The city first announced its plan Friday, saying that it was taking on a Swift-inspired rebrand to “welcome her in ‘style’” alongside a video of Weiers walking in city hall to the song “Love Story (Taylor’s Version).” Fans swiftly took to social media to send in their guesses for the city’s new name — Swiftdale, Eraszona and Glendale (Taylor’s Version) were among the top guesses.

After the Swift City announcement Monday, Weiers said he hopes the other cities on the Eras Tour list would be “smart enough” to mark Swift’s appearances in similar ways.

“Why wouldn’t we try to take advantage of this, have fun with it and just make it as enjoyable as possible for any visitors, any of her fans that are here?” he said.

After the new city name dropped, Arizona state Rep. Analise Ortiz, a Democrat who represents Glendale, posted a TikTok with Rep. Lupe Contreras (D) to Swift’s song “Bejeweled,” writing in the caption that she was “thrilled” to welcome the artist to the state.

The TikTok quickly became one of Ortiz’s most-watched videos, with more than 280,000 views. Beyond bringing excitement for the Eras Tour, Ortiz said Glendale’s name change unexpectedly gave her a chance to connect with a younger audience.

“I would hope that through my silly TikTok dance, I might gain some new Swiftie followers who will then start to see my videos educating them on the legislative process,” she said.

For now, though, Ortiz is planning her outfit for the Saturday show she’ll be attending with three of her nieces. She hopes seeing the concert in Swift City only adds to the memories they’ll hold onto from the Eras Tour.

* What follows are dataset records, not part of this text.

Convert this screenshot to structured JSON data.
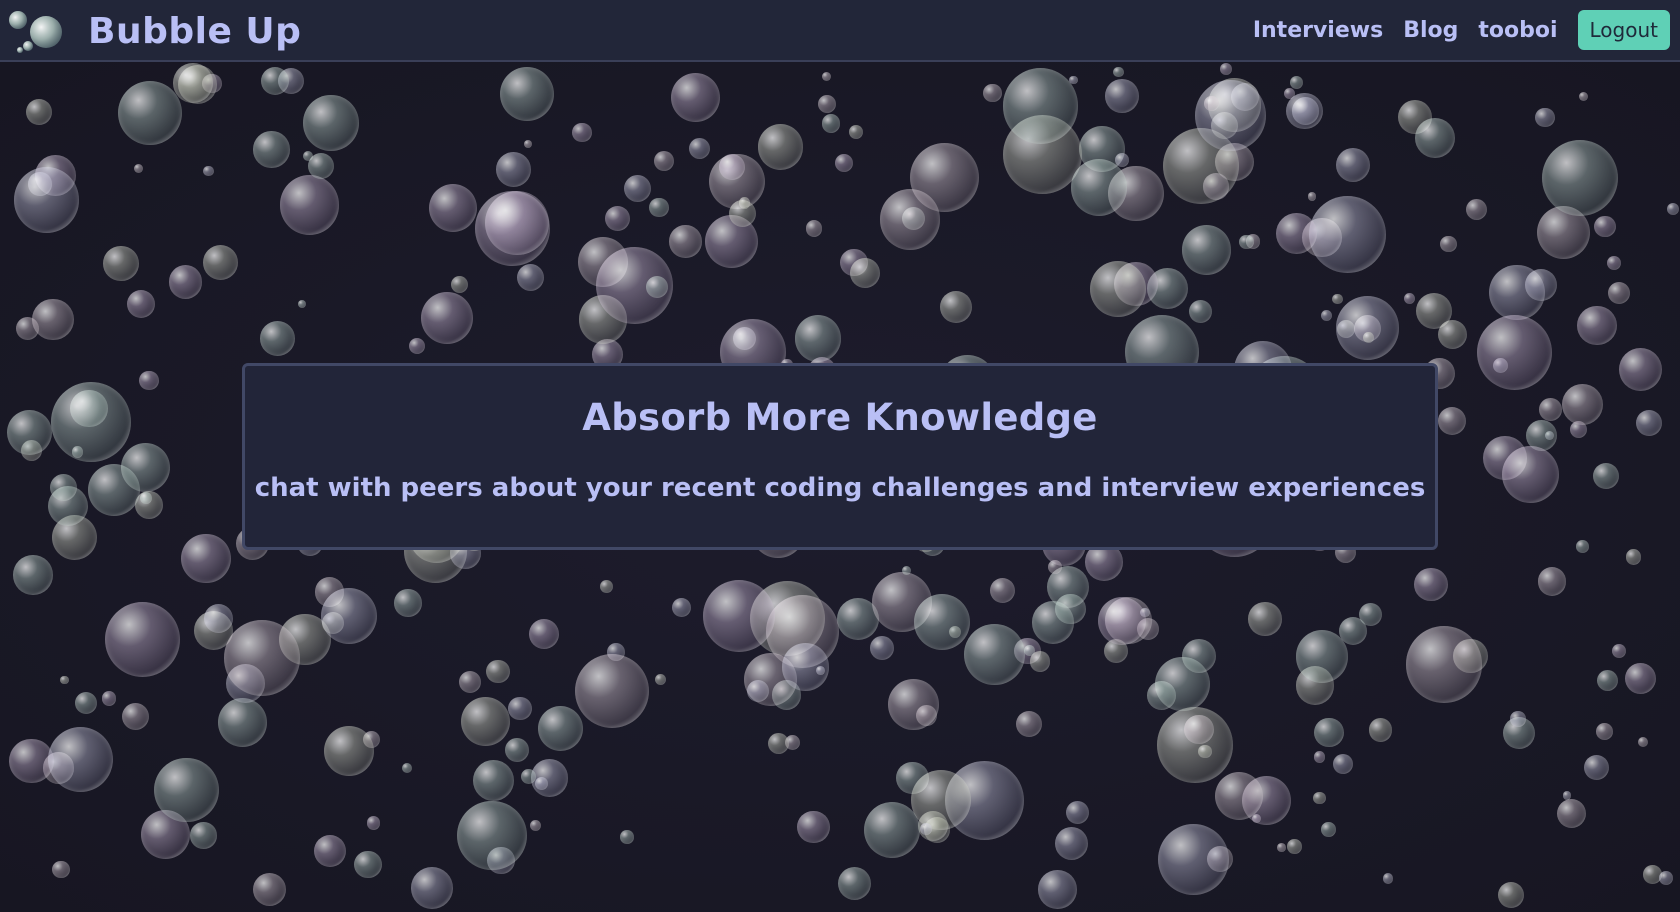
{
  "navbar": {
    "brand": "Bubble Up",
    "links": [
      "Interviews",
      "Blog",
      "tooboi"
    ],
    "logout_label": "Logout"
  },
  "hero": {
    "title": "Absorb More Knowledge",
    "subtitle": "chat with peers about your recent coding challenges and interview experiences"
  },
  "colors": {
    "navbar_bg": "#222639",
    "accent_text": "#b9bff5",
    "logout_bg": "#5fd0b6",
    "page_bg": "#1b1b2a",
    "card_bg": "#222539"
  },
  "icons": {
    "logo": "bubbles-logo-icon",
    "background": "bubbles-background"
  }
}
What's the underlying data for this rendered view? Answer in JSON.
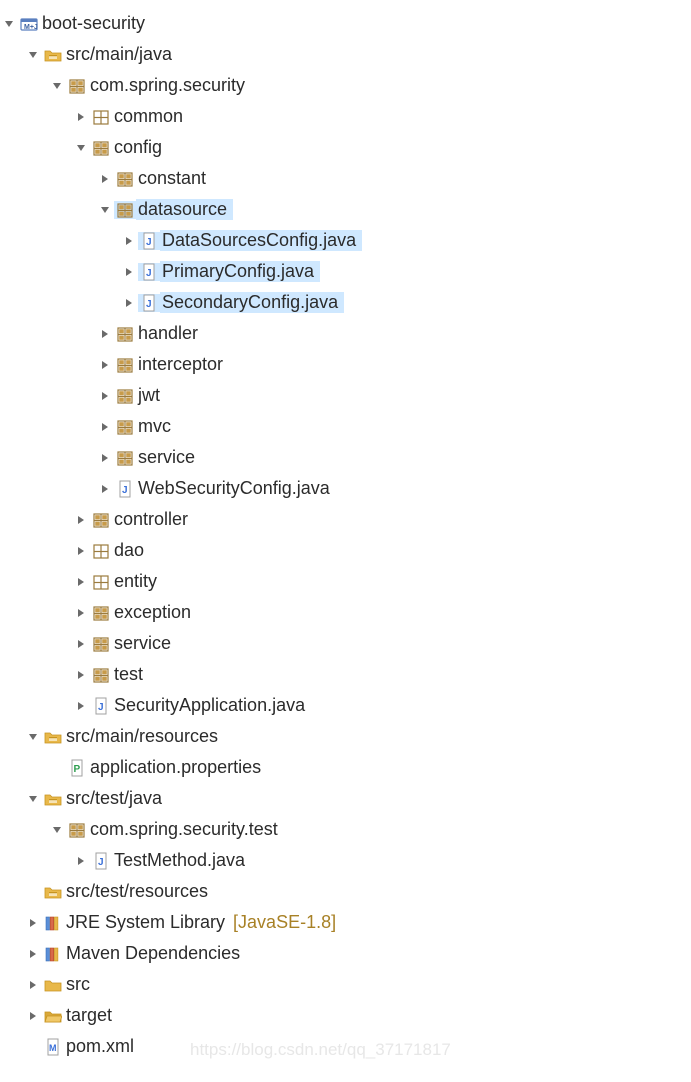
{
  "watermark": "https://blog.csdn.net/qq_37171817",
  "tree": [
    {
      "depth": 0,
      "tw": "down",
      "icon": "project",
      "label": "boot-security",
      "name": "project-root",
      "sel": false
    },
    {
      "depth": 1,
      "tw": "down",
      "icon": "srcfolder",
      "label": "src/main/java",
      "name": "src-main-java",
      "sel": false
    },
    {
      "depth": 2,
      "tw": "down",
      "icon": "package",
      "label": "com.spring.security",
      "name": "pkg-com-spring-security",
      "sel": false
    },
    {
      "depth": 3,
      "tw": "right",
      "icon": "package-empty",
      "label": "common",
      "name": "pkg-common",
      "sel": false
    },
    {
      "depth": 3,
      "tw": "down",
      "icon": "package",
      "label": "config",
      "name": "pkg-config",
      "sel": false
    },
    {
      "depth": 4,
      "tw": "right",
      "icon": "package",
      "label": "constant",
      "name": "pkg-constant",
      "sel": false
    },
    {
      "depth": 4,
      "tw": "down",
      "icon": "package",
      "label": "datasource",
      "name": "pkg-datasource",
      "sel": true
    },
    {
      "depth": 5,
      "tw": "right",
      "icon": "java",
      "label": "DataSourcesConfig.java",
      "name": "file-datasourcesconfig",
      "sel": true
    },
    {
      "depth": 5,
      "tw": "right",
      "icon": "java",
      "label": "PrimaryConfig.java",
      "name": "file-primaryconfig",
      "sel": true
    },
    {
      "depth": 5,
      "tw": "right",
      "icon": "java",
      "label": "SecondaryConfig.java",
      "name": "file-secondaryconfig",
      "sel": true
    },
    {
      "depth": 4,
      "tw": "right",
      "icon": "package",
      "label": "handler",
      "name": "pkg-handler",
      "sel": false
    },
    {
      "depth": 4,
      "tw": "right",
      "icon": "package",
      "label": "interceptor",
      "name": "pkg-interceptor",
      "sel": false
    },
    {
      "depth": 4,
      "tw": "right",
      "icon": "package",
      "label": "jwt",
      "name": "pkg-jwt",
      "sel": false
    },
    {
      "depth": 4,
      "tw": "right",
      "icon": "package",
      "label": "mvc",
      "name": "pkg-mvc",
      "sel": false
    },
    {
      "depth": 4,
      "tw": "right",
      "icon": "package",
      "label": "service",
      "name": "pkg-config-service",
      "sel": false
    },
    {
      "depth": 4,
      "tw": "right",
      "icon": "java",
      "label": "WebSecurityConfig.java",
      "name": "file-websecurityconfig",
      "sel": false
    },
    {
      "depth": 3,
      "tw": "right",
      "icon": "package",
      "label": "controller",
      "name": "pkg-controller",
      "sel": false
    },
    {
      "depth": 3,
      "tw": "right",
      "icon": "package-empty",
      "label": "dao",
      "name": "pkg-dao",
      "sel": false
    },
    {
      "depth": 3,
      "tw": "right",
      "icon": "package-empty",
      "label": "entity",
      "name": "pkg-entity",
      "sel": false
    },
    {
      "depth": 3,
      "tw": "right",
      "icon": "package",
      "label": "exception",
      "name": "pkg-exception",
      "sel": false
    },
    {
      "depth": 3,
      "tw": "right",
      "icon": "package",
      "label": "service",
      "name": "pkg-service",
      "sel": false
    },
    {
      "depth": 3,
      "tw": "right",
      "icon": "package",
      "label": "test",
      "name": "pkg-test",
      "sel": false
    },
    {
      "depth": 3,
      "tw": "right",
      "icon": "java",
      "label": "SecurityApplication.java",
      "name": "file-securityapplication",
      "sel": false
    },
    {
      "depth": 1,
      "tw": "down",
      "icon": "srcfolder",
      "label": "src/main/resources",
      "name": "src-main-resources",
      "sel": false
    },
    {
      "depth": 2,
      "tw": "",
      "icon": "props",
      "label": "application.properties",
      "name": "file-application-properties",
      "sel": false
    },
    {
      "depth": 1,
      "tw": "down",
      "icon": "srcfolder",
      "label": "src/test/java",
      "name": "src-test-java",
      "sel": false
    },
    {
      "depth": 2,
      "tw": "down",
      "icon": "package",
      "label": "com.spring.security.test",
      "name": "pkg-test-root",
      "sel": false
    },
    {
      "depth": 3,
      "tw": "right",
      "icon": "java",
      "label": "TestMethod.java",
      "name": "file-testmethod",
      "sel": false
    },
    {
      "depth": 1,
      "tw": "",
      "icon": "srcfolder",
      "label": "src/test/resources",
      "name": "src-test-resources",
      "sel": false
    },
    {
      "depth": 1,
      "tw": "right",
      "icon": "library",
      "label": "JRE System Library",
      "decor": "[JavaSE-1.8]",
      "name": "jre-system-library",
      "sel": false
    },
    {
      "depth": 1,
      "tw": "right",
      "icon": "library",
      "label": "Maven Dependencies",
      "name": "maven-dependencies",
      "sel": false
    },
    {
      "depth": 1,
      "tw": "right",
      "icon": "folder",
      "label": "src",
      "name": "folder-src",
      "sel": false
    },
    {
      "depth": 1,
      "tw": "right",
      "icon": "folder-open",
      "label": "target",
      "name": "folder-target",
      "sel": false
    },
    {
      "depth": 1,
      "tw": "",
      "icon": "xml",
      "label": "pom.xml",
      "name": "file-pom",
      "sel": false
    }
  ]
}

“For the city to be able to have a little fun and also celebrate the tour, it’s a good thing,” Ortiz said.